What is the advantage of using a high-permittivity substrate for a PCB antenna?

Using a high-permittivity substrate can help reduce the size of the PCB antenna, which is important for applications where space is limited. However, high-permittivity substrates can also reduce the bandwidth and efficiency of the antenna, so a trade-off must be made between size and performance.

How can I reduce the interference between a PCB antenna and other components?

To reduce interference between a PCB antenna and other components, you should:

  • Place the antenna as far away as possible from other components, especially those that generate or are sensitive to RF signals.
  • Use proper grounding and shielding techniques to minimize coupling between the antenna and other components.
  • Use filters and other mitigation techniques to suppress any unwanted signals.

What is the purpose of impedance matching in PCB antenna design?

The purpose of impedance matching is to ensure maximum power transfer between the antenna and the transceiver.
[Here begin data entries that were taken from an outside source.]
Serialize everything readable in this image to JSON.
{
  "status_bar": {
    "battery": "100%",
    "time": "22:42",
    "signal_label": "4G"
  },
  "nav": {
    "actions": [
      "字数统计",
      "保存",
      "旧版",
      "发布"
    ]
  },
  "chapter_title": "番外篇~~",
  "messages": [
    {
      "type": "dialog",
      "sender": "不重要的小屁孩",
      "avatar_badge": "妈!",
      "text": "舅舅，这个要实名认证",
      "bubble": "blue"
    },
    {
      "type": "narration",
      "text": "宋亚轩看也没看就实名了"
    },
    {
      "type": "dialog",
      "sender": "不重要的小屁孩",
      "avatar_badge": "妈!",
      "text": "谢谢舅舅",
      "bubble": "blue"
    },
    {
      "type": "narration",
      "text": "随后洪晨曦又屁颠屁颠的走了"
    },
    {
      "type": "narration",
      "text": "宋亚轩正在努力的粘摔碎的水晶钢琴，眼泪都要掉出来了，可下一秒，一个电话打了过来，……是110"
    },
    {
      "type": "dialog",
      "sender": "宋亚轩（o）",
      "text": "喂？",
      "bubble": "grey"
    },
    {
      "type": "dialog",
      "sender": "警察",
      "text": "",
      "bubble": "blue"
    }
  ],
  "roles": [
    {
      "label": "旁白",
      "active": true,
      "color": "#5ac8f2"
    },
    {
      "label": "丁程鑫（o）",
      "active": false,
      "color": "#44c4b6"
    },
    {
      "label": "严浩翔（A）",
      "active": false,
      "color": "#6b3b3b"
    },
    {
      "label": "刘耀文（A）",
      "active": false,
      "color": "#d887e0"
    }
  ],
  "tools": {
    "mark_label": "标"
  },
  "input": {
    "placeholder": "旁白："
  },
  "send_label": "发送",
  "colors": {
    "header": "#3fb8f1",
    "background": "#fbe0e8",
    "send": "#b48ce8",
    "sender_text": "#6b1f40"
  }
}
If the impedance of the antenna is not matched to that of the transceiver, some of the power will be reflected back, reducing the efficiency of the system. Impedance matching can be achieved using techniques such as quarter-wave transformers or lumped-element networks.

What are the most important factors to consider when designing a PCB antenna?

The most important factors to consider when designing a PCB antenna are:

  • The operating frequency and bandwidth of the antenna
  • The size and form factor of the antenna
  • The dielectric properties of the PCB substrate
  • Proper grounding and shielding techniques
  • Impedance matching between the antenna and the transceiver

By carefully considering these factors and following the guidelines outlined in this article, you can design PCB antennas that offer optimal performance and reliability for a wide range of applications.

Antenna Type Advantages Disadvantages
Microstrip (Patch) Simple design, low profile Narrow bandwidth, low efficiency
Inverted-F (IFA) Compact, low profile Narrow bandwidth, sensitive to surroundings
Planar Inverted-F (PIFA) Compact, good bandwidth Complex design, sensitive to surroundings
Monopole Simple, omnidirectional Large size, sensitive to surroundings

Table 1: Comparison of common PCB antenna types

Parameter Effect on Antenna Performance
Frequency Determines the size and shape of the antenna
Bandwidth Affects the range of frequencies the antenna can operate in
Substrate Permittivity Affects the size and efficiency of the antenna
Substrate Thickness Affects the bandwidth and efficiency of the antenna
Copper Thickness Affects the conductivity and Q-factor of the antenna

Table 2: Effect of design parameters on PCB antenna performance

Conclusion

PCB antenna design is a complex and multidisciplinary field that requires a deep understanding of electromagnetics, RF engineering, and manufacturing processes. By following the guidelines and best practices outlined in this article, you can design PCB antennas that offer optimal performance and reliability for a wide range of applications.

Remember to carefully consider the operating frequency and bandwidth, size and form factor, dielectric properties, grounding and shielding, and impedance matching when designing your PCB antenna. Use simulation tools to optimize the design and predict the performance, and carefully control the manufacturing process to ensure that the antenna meets the required specifications.

With the increasing demand for wireless connectivity in modern devices, the importance of PCB antenna design will only continue to grow. By staying up-to-date with the latest techniques and technologies, you can position yourself as a leader in this exciting and dynamic field.